Website and app data records:
○ ○ ○ ○
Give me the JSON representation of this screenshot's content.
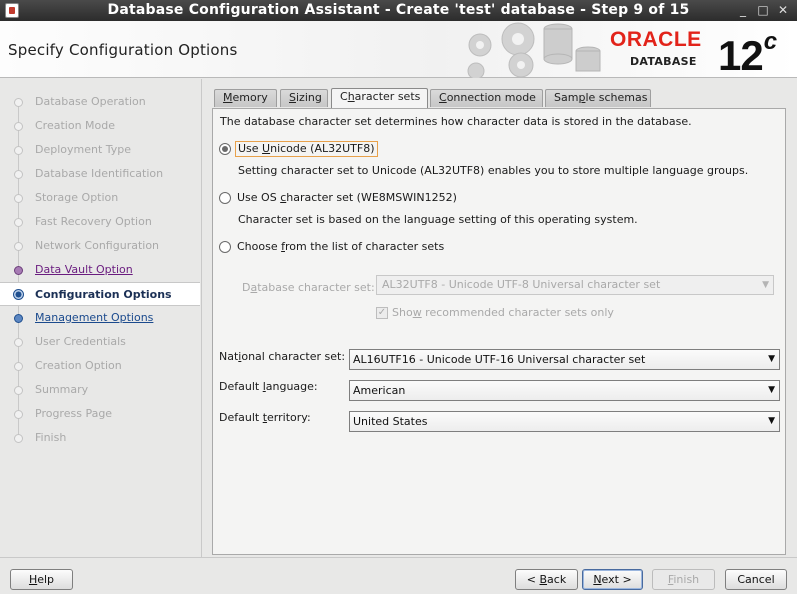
{
  "window": {
    "title": "Database Configuration Assistant - Create 'test' database - Step 9 of 15",
    "minimize_glyph": "_",
    "maximize_glyph": "□",
    "close_glyph": "✕"
  },
  "header": {
    "page_title": "Specify Configuration Options",
    "brand": "ORACLE",
    "brand_sub": "DATABASE",
    "version": "12",
    "version_suffix": "c"
  },
  "nav": {
    "items": [
      {
        "label": "Database Operation",
        "state": "disabled"
      },
      {
        "label": "Creation Mode",
        "state": "disabled"
      },
      {
        "label": "Deployment Type",
        "state": "disabled"
      },
      {
        "label": "Database Identification",
        "state": "disabled"
      },
      {
        "label": "Storage Option",
        "state": "disabled"
      },
      {
        "label": "Fast Recovery Option",
        "state": "disabled"
      },
      {
        "label": "Network Configuration",
        "state": "disabled"
      },
      {
        "label": "Data Vault Option",
        "state": "visited"
      },
      {
        "label": "Configuration Options",
        "state": "current"
      },
      {
        "label": "Management Options",
        "state": "link"
      },
      {
        "label": "User Credentials",
        "state": "disabled"
      },
      {
        "label": "Creation Option",
        "state": "disabled"
      },
      {
        "label": "Summary",
        "state": "disabled"
      },
      {
        "label": "Progress Page",
        "state": "disabled"
      },
      {
        "label": "Finish",
        "state": "disabled"
      }
    ]
  },
  "tabs": {
    "memory": {
      "pre": "",
      "key": "M",
      "post": "emory"
    },
    "sizing": {
      "pre": "",
      "key": "S",
      "post": "izing"
    },
    "charsets": {
      "pre": "C",
      "key": "h",
      "post": "aracter sets"
    },
    "connection": {
      "pre": "",
      "key": "C",
      "post": "onnection mode"
    },
    "samples": {
      "pre": "Sam",
      "key": "p",
      "post": "le schemas"
    },
    "active": "Character sets"
  },
  "charsets": {
    "intro": "The database character set determines how character data is stored in the database.",
    "unicode": {
      "pre": "Use ",
      "key": "U",
      "post": "nicode (AL32UTF8)",
      "help": "Setting character set to Unicode (AL32UTF8) enables you to store multiple language groups.",
      "selected": true
    },
    "os": {
      "pre": "Use OS ",
      "key": "c",
      "post": "haracter set (WE8MSWIN1252)",
      "help": "Character set is based on the language setting of this operating system.",
      "selected": false
    },
    "choose": {
      "pre": "Choose ",
      "key": "f",
      "post": "rom the list of character sets",
      "selected": false
    },
    "db_charset": {
      "label_pre": "D",
      "label_key": "a",
      "label_post": "tabase character set:",
      "value": "AL32UTF8 - Unicode UTF-8 Universal character set"
    },
    "recommended": {
      "pre": "Sho",
      "key": "w",
      "post": " recommended character sets only",
      "checked": true
    }
  },
  "fields": {
    "national": {
      "label_pre": "Nat",
      "label_key": "i",
      "label_post": "onal character set:",
      "value": "AL16UTF16 - Unicode UTF-16 Universal character set"
    },
    "language": {
      "label_pre": "Default ",
      "label_key": "l",
      "label_post": "anguage:",
      "value": "American"
    },
    "territory": {
      "label_pre": "Default ",
      "label_key": "t",
      "label_post": "erritory:",
      "value": "United States"
    }
  },
  "footer": {
    "help": {
      "pre": "",
      "key": "H",
      "post": "elp"
    },
    "back": {
      "pre": "< ",
      "key": "B",
      "post": "ack"
    },
    "next": {
      "pre": "",
      "key": "N",
      "post": "ext >"
    },
    "finish": {
      "pre": "",
      "key": "F",
      "post": "inish"
    },
    "cancel": "Cancel"
  },
  "colors": {
    "brand_red": "#e2231a",
    "link_blue": "#1b4a8d",
    "visited_purple": "#6a1c7f",
    "focus_orange": "#e8a14b"
  },
  "icons": {
    "app": "java-app-icon",
    "header_art": "gears-and-database-icon"
  }
}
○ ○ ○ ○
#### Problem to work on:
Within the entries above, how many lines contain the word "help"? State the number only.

#### Solution to this problem:
3